From 1878, academic halls were established for women and they were admitted to full membership of the University in 1920. Five all-male colleges first admitted women in 1974 and, since then, all colleges have changed their statutes to admit both women and men. During the 20th and early 21st centuries, Oxford added to its humanistic core a major new (remind me again when Darwin published Origin of Species? Oh yes, 1861 so hardly a ‘new’ science.) research capacity in the natural and applied sciences, including medicine. In so doing, it has enhanced and strengthened its traditional role as an international focus for learning and a forum for intellectual debate.
The less influence and authority granted to the church over matters of higher education and laws concerning blasphemy and civil rights, the further forward we have managed to progress both in science and society. No longer are ordinary people socially expected to trot along to Sunday services to nod and agree with every word a speaker bellows at them in a language they cannot understand, let alone read for themselves. The time that the church has had authority over us is long past expired. It is not surprising that they are unhappy about it, when you consider the grandeur and prominence which their church given (NOT God-given)and self-assumed authority magically entitled them too. Due to the heavy mental shackles and religious bullying hampering our progress as a species, it has taken us centuries just to get where we are today and we have had to fight every step of the way against walls of superstitions dogma and greedy power grasping.
As education was made available and eventually free and compulsory to the masses, and unhindered scientific research has provided us with solid and testable answers, religion has had to work harder and harder to not only to explain their nonsensical mythology, but to justify their artificially exalted social positions.
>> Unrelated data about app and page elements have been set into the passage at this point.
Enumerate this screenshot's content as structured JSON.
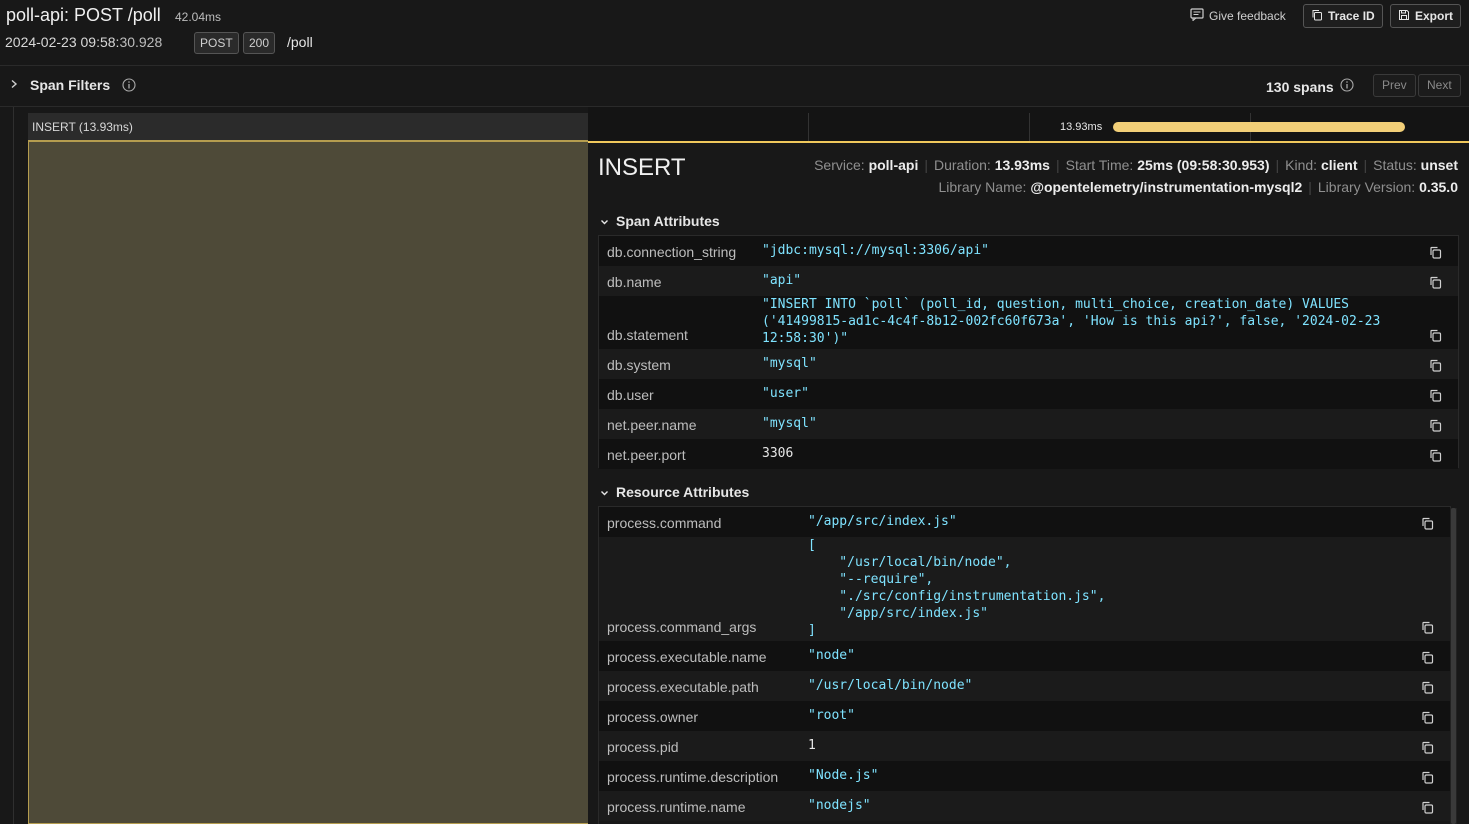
{
  "header": {
    "title": "poll-api: POST /poll",
    "duration": "42.04ms",
    "timestamp_main": "2024-02-23 09:58:",
    "timestamp_secs": "30.928",
    "method": "POST",
    "status_code": "200",
    "route": "/poll",
    "feedback_label": "Give feedback",
    "trace_id_label": "Trace ID",
    "export_label": "Export"
  },
  "filters": {
    "label": "Span Filters",
    "span_count": "130 spans",
    "prev_label": "Prev",
    "next_label": "Next"
  },
  "waterfall": {
    "selected_row_label": "INSERT (13.93ms)",
    "bar_label": "13.93ms",
    "bar_color": "#f2cf78"
  },
  "span": {
    "name": "INSERT",
    "service_label": "Service:",
    "service": "poll-api",
    "duration_label": "Duration:",
    "duration": "13.93ms",
    "start_label": "Start Time:",
    "start": "25ms (09:58:30.953)",
    "kind_label": "Kind:",
    "kind": "client",
    "status_label": "Status:",
    "status": "unset",
    "library_name_label": "Library Name:",
    "library_name": "@opentelemetry/instrumentation-mysql2",
    "library_version_label": "Library Version:",
    "library_version": "0.35.0"
  },
  "span_attributes": {
    "title": "Span Attributes",
    "rows": [
      {
        "key": "db.connection_string",
        "value": "\"jdbc:mysql://mysql:3306/api\""
      },
      {
        "key": "db.name",
        "value": "\"api\""
      },
      {
        "key": "db.statement",
        "value": "\"INSERT INTO `poll` (poll_id, question, multi_choice, creation_date) VALUES\n('41499815-ad1c-4c4f-8b12-002fc60f673a', 'How is this api?', false, '2024-02-23\n12:58:30')\""
      },
      {
        "key": "db.system",
        "value": "\"mysql\""
      },
      {
        "key": "db.user",
        "value": "\"user\""
      },
      {
        "key": "net.peer.name",
        "value": "\"mysql\""
      },
      {
        "key": "net.peer.port",
        "value": "3306"
      }
    ]
  },
  "resource_attributes": {
    "title": "Resource Attributes",
    "rows": [
      {
        "key": "process.command",
        "value": "\"/app/src/index.js\""
      },
      {
        "key": "process.command_args",
        "value": "[\n    \"/usr/local/bin/node\",\n    \"--require\",\n    \"./src/config/instrumentation.js\",\n    \"/app/src/index.js\"\n]"
      },
      {
        "key": "process.executable.name",
        "value": "\"node\""
      },
      {
        "key": "process.executable.path",
        "value": "\"/usr/local/bin/node\""
      },
      {
        "key": "process.owner",
        "value": "\"root\""
      },
      {
        "key": "process.pid",
        "value": "1"
      },
      {
        "key": "process.runtime.description",
        "value": "\"Node.js\""
      },
      {
        "key": "process.runtime.name",
        "value": "\"nodejs\""
      }
    ]
  },
  "colors": {
    "accent": "#f0c85c",
    "value_text": "#7fe3ff",
    "selected_bg": "#4e4a38"
  },
  "icons": {
    "feedback": "chat-bubble-icon",
    "trace_id": "copy-icon",
    "export": "save-icon",
    "info": "info-circle-icon",
    "copy": "copy-icon",
    "chevron": "chevron-down-icon"
  }
}
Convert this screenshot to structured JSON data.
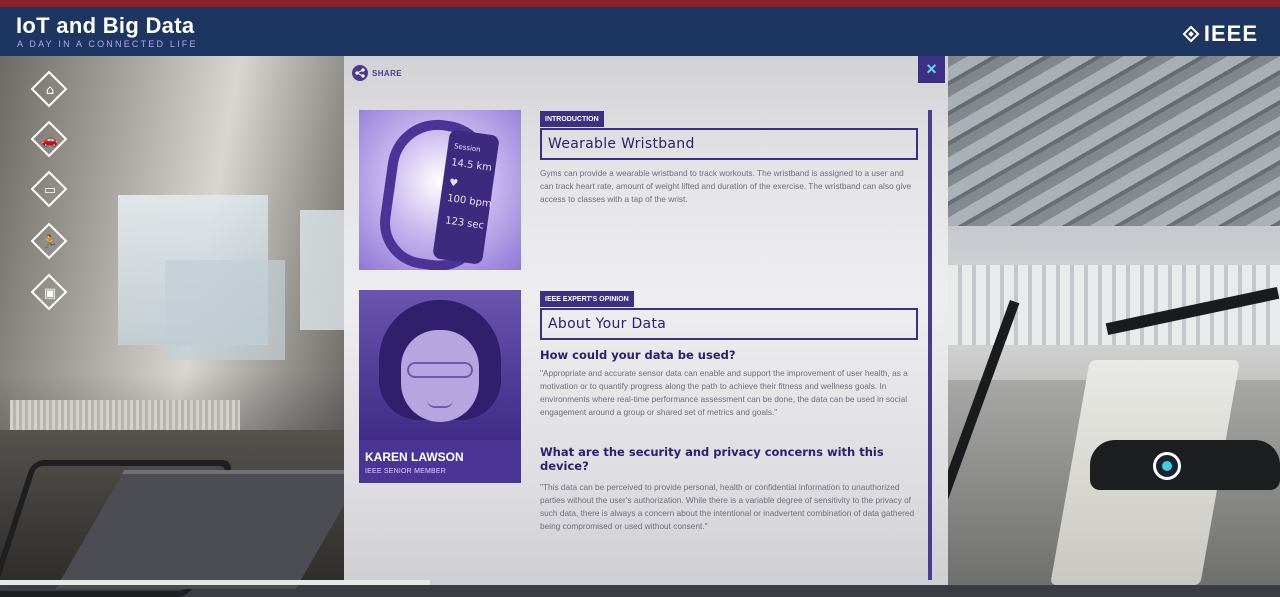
{
  "header": {
    "title": "IoT and Big Data",
    "subtitle": "A DAY IN A CONNECTED LIFE",
    "logo_text": "IEEE"
  },
  "nav": {
    "items": [
      {
        "name": "home-nav-icon",
        "glyph": "⌂"
      },
      {
        "name": "car-nav-icon",
        "glyph": "🚗"
      },
      {
        "name": "office-nav-icon",
        "glyph": "▭"
      },
      {
        "name": "gym-nav-icon",
        "glyph": "🏃"
      },
      {
        "name": "devices-nav-icon",
        "glyph": "▣"
      }
    ]
  },
  "panel": {
    "share_label": "SHARE",
    "close_label": "×",
    "intro": {
      "tag": "INTRODUCTION",
      "title": "Wearable Wristband",
      "body": "Gyms can provide a wearable wristband to track workouts. The wristband is assigned to a user and can track heart rate, amount of weight lifted and duration of the exercise. The wristband can also give access to classes with a tap of the wrist."
    },
    "device_readouts": [
      "Session",
      "14.5 km",
      "♥",
      "100 bpm",
      "123 sec"
    ],
    "expert": {
      "tag": "IEEE EXPERT'S OPINION",
      "title": "About Your Data",
      "name": "KAREN LAWSON",
      "role": "IEEE SENIOR MEMBER",
      "q1": "How could your data be used?",
      "a1": "\"Appropriate and accurate sensor data can enable and support the improvement of user health, as a motivation or to quantify progress along the path to achieve their fitness and wellness goals. In environments where real-time performance assessment can be done, the data can be used in social engagement around a group or shared set of metrics and goals.\"",
      "q2": "What are the security and privacy concerns with this device?",
      "a2": "\"This data can be perceived to provide personal, health or confidential information to unauthorized parties without the user's authorization. While there is a variable degree of sensitivity to the privacy of such data, there is always a concern about the intentional or inadvertent combination of data gathered being compromised or used without consent.\""
    }
  },
  "colors": {
    "header_bg": "#1c3561",
    "accent_purple": "#3c2f86",
    "close_x": "#5fd7ea",
    "hotspot": "#3fd0e0"
  }
}
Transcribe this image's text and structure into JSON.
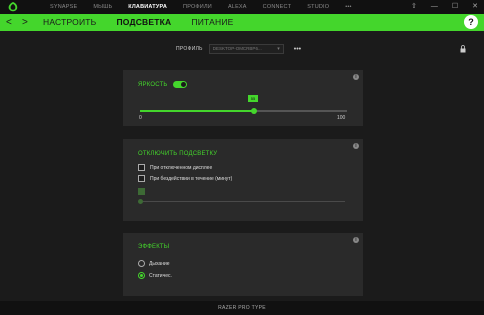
{
  "topbar": {
    "nav": [
      "SYNAPSE",
      "МЫШЬ",
      "КЛАВИАТУРА",
      "ПРОФИЛИ",
      "ALEXA",
      "CONNECT",
      "STUDIO"
    ],
    "active": "КЛАВИАТУРА",
    "more": "•••",
    "window_controls": [
      "⇧",
      "—",
      "☐",
      "✕"
    ]
  },
  "subnav": {
    "back": "<",
    "forward": ">",
    "tabs": [
      "НАСТРОИТЬ",
      "ПОДСВЕТКА",
      "ПИТАНИЕ"
    ],
    "active": "ПОДСВЕТКА",
    "help": "?"
  },
  "profile": {
    "label": "ПРОФИЛЬ",
    "value": "DESKTOP-OMCRBP6...",
    "more": "•••"
  },
  "brightness": {
    "title": "ЯРКОСТЬ",
    "enabled": true,
    "value": "55",
    "value_fraction": 0.55,
    "min_label": "0",
    "max_label": "100"
  },
  "disable_lighting": {
    "title": "ОТКЛЮЧИТЬ ПОДСВЕТКУ",
    "options": [
      "При отключенном дисплее",
      "При бездействии в течение (минут)"
    ],
    "checked": [
      false,
      false
    ]
  },
  "effects": {
    "title": "ЭФФЕКТЫ",
    "options": [
      "Дыхание",
      "Статичес."
    ],
    "selected": 1
  },
  "footer": {
    "device": "RAZER PRO TYPE"
  },
  "colors": {
    "accent": "#44d62c",
    "panel": "#2a2a2a",
    "background": "#1b1b1b"
  }
}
The time has come to look the pushy believers and the church squarely in eye and tell them very firmly that we do NOT recognise their authority over us and will no longer tolerate their bullying and public tantrums over their rightfully waning authority.